Task requirements ▸ Filter these entries so that only lines with the word "Cabeçalho" remain.

══════════════════════════════

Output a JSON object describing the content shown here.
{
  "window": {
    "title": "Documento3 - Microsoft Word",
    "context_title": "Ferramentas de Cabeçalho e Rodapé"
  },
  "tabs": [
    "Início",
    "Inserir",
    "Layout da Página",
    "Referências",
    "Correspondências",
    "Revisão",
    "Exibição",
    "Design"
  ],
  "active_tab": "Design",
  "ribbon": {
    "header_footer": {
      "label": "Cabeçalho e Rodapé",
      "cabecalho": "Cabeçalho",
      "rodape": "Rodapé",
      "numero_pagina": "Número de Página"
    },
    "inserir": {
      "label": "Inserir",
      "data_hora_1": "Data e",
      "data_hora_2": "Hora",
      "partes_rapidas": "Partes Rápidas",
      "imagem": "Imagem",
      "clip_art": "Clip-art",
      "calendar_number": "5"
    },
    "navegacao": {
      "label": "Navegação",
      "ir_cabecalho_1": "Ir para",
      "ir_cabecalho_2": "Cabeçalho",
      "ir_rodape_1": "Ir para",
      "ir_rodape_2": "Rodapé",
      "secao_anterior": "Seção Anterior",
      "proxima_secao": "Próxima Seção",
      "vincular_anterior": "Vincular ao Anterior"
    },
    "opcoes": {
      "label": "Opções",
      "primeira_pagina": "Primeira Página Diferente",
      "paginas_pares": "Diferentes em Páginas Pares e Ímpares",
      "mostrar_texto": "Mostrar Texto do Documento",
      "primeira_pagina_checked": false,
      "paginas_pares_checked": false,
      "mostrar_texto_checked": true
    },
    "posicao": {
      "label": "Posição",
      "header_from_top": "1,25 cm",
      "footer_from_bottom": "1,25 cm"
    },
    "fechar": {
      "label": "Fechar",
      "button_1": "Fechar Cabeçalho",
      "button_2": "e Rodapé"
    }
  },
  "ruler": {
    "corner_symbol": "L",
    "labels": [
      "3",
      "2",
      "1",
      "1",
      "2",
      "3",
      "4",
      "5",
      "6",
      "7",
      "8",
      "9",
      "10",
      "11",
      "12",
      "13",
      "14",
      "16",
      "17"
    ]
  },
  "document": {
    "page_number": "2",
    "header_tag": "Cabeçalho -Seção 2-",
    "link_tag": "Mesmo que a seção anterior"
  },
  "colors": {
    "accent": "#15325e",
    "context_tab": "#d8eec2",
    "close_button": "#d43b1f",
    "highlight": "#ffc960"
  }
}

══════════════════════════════

Written reply ▸
    "context_title": "Ferramentas de Cabeçalho e Rodapé"
      "label": "Cabeçalho e Rodapé",
      "cabecalho": "Cabeçalho",
      "ir_cabecalho_2": "Cabeçalho",
      "button_1": "Fechar Cabeçalho",
    "header_tag": "Cabeçalho -Seção 2-",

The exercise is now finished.